3/4 cup brown sugar
2 tablespoon molasses
Place a large heavy-bottomed saucepan over medium hat and add the the onion, vinegar, water, salt, orange juice and grape juice, soy sauce, Worcestershire sauce, lemon juice and lemon zest, cloves, allspice, ginger, bay leaves, cayenne pepper, black pepper, paprika and cinnamon. Bring up to a boil then reduce heat to low and simmer long enough for the flavors to release from the spices and until the onions are very soft. Add the tomato paste and continue to cook until the tomato paste has melted into the sauce and the sauce is very fragrant, about another 10 minutes.
Remove from the heat and allow to cool slightly. Remove bay leaves and discard. Working in batches, carefully blend the mixture to a smooth sauce, being sure to vent the top of the blender and covering it with a kitchen towel to prevent the sauce from exploding all over the place. You can also use an immersion blender for this step.
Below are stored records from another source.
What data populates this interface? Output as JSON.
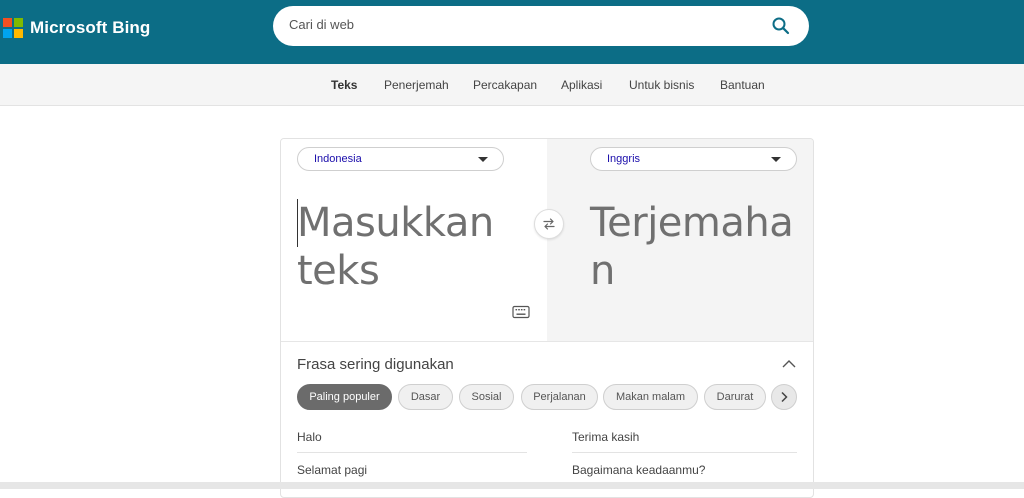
{
  "header": {
    "brand": "Microsoft Bing",
    "logo_colors": [
      "#f25022",
      "#7fba00",
      "#00a4ef",
      "#ffb900"
    ],
    "search_placeholder": "Cari di web",
    "bg_color": "#0c6d86"
  },
  "nav": {
    "items": [
      {
        "label": "Teks",
        "active": true
      },
      {
        "label": "Penerjemah",
        "active": false
      },
      {
        "label": "Percakapan",
        "active": false
      },
      {
        "label": "Aplikasi",
        "active": false
      },
      {
        "label": "Untuk bisnis",
        "active": false
      },
      {
        "label": "Bantuan",
        "active": false
      }
    ]
  },
  "translator": {
    "source_lang": "Indonesia",
    "target_lang": "Inggris",
    "source_line1": "Masukkan",
    "source_line2": "teks",
    "target_line1": "Terjemaha",
    "target_line2": "n"
  },
  "phrases": {
    "title": "Frasa sering digunakan",
    "categories": [
      "Paling populer",
      "Dasar",
      "Sosial",
      "Perjalanan",
      "Makan malam",
      "Darurat"
    ],
    "active_category": "Paling populer",
    "items": [
      "Halo",
      "Terima kasih",
      "Selamat pagi",
      "Bagaimana keadaanmu?"
    ]
  },
  "icons": {
    "search": "search-icon",
    "swap": "swap-icon",
    "keyboard": "keyboard-icon",
    "collapse": "chevron-up-icon",
    "next": "chevron-right-icon",
    "dropdown": "caret-down-icon"
  }
}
Return the sauce to the stove and add the brown sugar and molasses. Cook for another 10 minutes and taste the sauce. Adjust the salt and cayenne pepper levels allowing the sauce to continue to cook for a few minutes after each addition. Serve warm, room temperature or cold. Can be stored for several weeks in the refrigerator.